They also provide a Cyber Resource Hub for assessments and measuring cyber resilience.



Extending Cybersecurity Awareness to API Security

While the continued priority of cybersecurity awareness is appreciated and admirable, there are key aspects, such as API security, that still go unnoticed. 

Afterall, it’s APIs that connect applications and the very services that people use across every industry, from financial services to retail, to healthcare and crypto. And more recently, it’s the API layer that’s been the biggest target, resulting in large-scale data breaches.

The latest was the Optus data breach that resulted from an unauthenticated API endpoint. In fact, it’s being described as Australia’s biggest hack in history, as Optus customers rush to change their passports and driver’s licenses after their data was accessed. The attacker who breached their APIs claims to hold more than 11 million user records and is demanding a ransom of $1 million.
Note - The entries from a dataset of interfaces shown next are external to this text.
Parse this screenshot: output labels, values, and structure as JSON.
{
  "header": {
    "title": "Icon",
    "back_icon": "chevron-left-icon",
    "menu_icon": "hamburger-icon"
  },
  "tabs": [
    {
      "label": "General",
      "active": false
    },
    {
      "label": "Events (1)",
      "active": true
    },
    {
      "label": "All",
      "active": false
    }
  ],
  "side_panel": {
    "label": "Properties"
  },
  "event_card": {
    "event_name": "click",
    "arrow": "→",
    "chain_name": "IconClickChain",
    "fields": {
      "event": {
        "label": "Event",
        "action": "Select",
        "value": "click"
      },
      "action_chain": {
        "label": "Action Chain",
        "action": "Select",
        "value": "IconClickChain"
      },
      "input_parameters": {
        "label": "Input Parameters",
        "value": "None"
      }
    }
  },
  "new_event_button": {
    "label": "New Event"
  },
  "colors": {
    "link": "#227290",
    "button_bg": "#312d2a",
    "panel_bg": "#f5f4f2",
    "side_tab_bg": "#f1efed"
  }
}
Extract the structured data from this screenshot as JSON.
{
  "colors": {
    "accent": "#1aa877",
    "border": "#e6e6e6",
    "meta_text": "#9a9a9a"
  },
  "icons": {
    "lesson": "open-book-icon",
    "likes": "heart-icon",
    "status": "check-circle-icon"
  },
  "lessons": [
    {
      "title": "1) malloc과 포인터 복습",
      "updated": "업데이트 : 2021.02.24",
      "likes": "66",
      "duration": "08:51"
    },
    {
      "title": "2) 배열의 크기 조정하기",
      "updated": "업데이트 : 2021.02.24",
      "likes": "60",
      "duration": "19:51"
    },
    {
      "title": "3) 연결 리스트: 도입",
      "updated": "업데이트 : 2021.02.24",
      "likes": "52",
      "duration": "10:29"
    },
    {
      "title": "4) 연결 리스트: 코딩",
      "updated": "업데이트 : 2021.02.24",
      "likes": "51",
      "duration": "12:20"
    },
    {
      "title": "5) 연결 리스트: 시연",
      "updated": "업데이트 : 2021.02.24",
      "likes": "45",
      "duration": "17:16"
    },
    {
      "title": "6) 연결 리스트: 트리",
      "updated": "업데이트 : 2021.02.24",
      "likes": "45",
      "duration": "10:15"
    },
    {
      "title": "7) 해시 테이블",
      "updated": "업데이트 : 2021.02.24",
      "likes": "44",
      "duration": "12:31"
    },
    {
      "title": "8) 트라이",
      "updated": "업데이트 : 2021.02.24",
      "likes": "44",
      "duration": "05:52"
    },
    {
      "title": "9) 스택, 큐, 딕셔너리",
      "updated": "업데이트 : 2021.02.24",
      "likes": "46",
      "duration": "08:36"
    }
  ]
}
This incident speaks directly to both the lack of awareness and visibility into APIs, as well as limited (or missing) API protection that would immediately identify and block potential API attacks or abuse. With costly outcomes such as this, API security can no longer go unaddressed in the industry – companies need to be prioritizing API security at the executive level.  


API Sprawl: The Direct Threat to Data, Privacy and Systems

One of the biggest shifts in the software development industry that can impact your security ecosystem is the prevalence of cloud-native, distributed, API-based applications. The exponential increase in the number of APIs, and API usage has created a new threat landscape. Most security leaders have no idea how many APIs are in their environment and what those APIs are doing.

At Traceable, we’re doing our best to provide insight into the risks associated with API Sprawl, and to provide a solution that allows teams to understand where their APIs are and what data they are processing, and to ascertain risk posture.


The Limitations of Web Application Firewalls (WAF)

In the past, companies typically secured their applications and APIs using Web Application Firewalls (WAFs) – this perimeter security was enough in a time of monolithic applications: simply secure the data within the confines of a firewall, and you are secure. However, the rise in microservice architecture, Kubernetes, and containers have introduced more attack surfaces outside of your network, and has given rise to an increased risk in sensitive data exfiltration, malicious attacks, and exposure of personally identifiable information (PII).

Another reason APIs are difficult to protect is because API malicious traffic looks normal to security tools like a WAF. In the cases of Venmo and Coinbase, those particular API attacks are perfect examples of this phenomenon. For Venmo, one of their public endpoint unsecured APIs allowed a student to scrape 200 million users’ financial transactions. This looked like normal traffic to their security solution. At Coinbase, an improper API validation allowed an attacker to make unlimited cryptocurrency trades between different currency accounts. Again, this looked like perfectly normal traffic to their security solutions. 

In order to remain both secure and competitive, organizations need to consider taking a devsecops approach, as well as deploying an end-to-end API Security platform to protect their APIs. With an API Security platform, you’ll be able to catalog and secure all of your APIs and the sensitive information flowing through them, significantly reducing the effort it takes to overcome security vulnerabilities, while also reducing the likelihood of a negative outcome such as a costly API breach. In order for your company to remain secure in 2022, securing your APIs is paramount.


Traceable Resources for Cybersecurity Awareness Month




About Traceable

Traceable is the industry’s leading API security platform that identifies APIs, evaluates API risk posture, stops API attacks, and provides deep analytics for threat hunting and forensic research. With visual depictions of API paths at the core of its technology, its platform applies the power of distributed tracing and machine learning models for API security across the entire software development lifecycle. Book a demo today.